Work task:
Looking at the records below, say how many lines include "rank", and add nothing else.

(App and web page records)

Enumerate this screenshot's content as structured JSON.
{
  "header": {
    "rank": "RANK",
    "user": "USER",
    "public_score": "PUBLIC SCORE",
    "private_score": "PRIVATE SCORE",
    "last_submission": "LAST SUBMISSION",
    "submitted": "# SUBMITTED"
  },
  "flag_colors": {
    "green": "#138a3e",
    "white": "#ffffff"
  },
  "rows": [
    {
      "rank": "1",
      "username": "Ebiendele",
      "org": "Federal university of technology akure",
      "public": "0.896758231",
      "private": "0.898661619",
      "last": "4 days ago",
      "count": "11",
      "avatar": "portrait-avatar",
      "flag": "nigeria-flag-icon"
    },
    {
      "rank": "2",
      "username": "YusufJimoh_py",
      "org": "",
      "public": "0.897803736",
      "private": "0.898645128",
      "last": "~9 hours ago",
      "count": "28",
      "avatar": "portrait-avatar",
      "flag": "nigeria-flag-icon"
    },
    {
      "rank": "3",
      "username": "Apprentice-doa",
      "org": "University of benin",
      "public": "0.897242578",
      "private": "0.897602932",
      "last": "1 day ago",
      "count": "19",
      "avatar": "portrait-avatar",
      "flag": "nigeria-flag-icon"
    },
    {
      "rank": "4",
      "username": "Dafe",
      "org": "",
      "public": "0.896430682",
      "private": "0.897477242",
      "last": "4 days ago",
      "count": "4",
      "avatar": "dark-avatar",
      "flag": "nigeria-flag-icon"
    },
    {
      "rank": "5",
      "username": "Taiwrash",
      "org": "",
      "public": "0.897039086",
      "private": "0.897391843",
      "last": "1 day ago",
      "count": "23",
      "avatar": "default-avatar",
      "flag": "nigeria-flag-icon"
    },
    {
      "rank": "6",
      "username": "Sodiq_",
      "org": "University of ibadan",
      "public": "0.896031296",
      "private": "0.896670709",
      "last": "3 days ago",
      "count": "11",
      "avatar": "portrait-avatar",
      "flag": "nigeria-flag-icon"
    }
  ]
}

Result:
7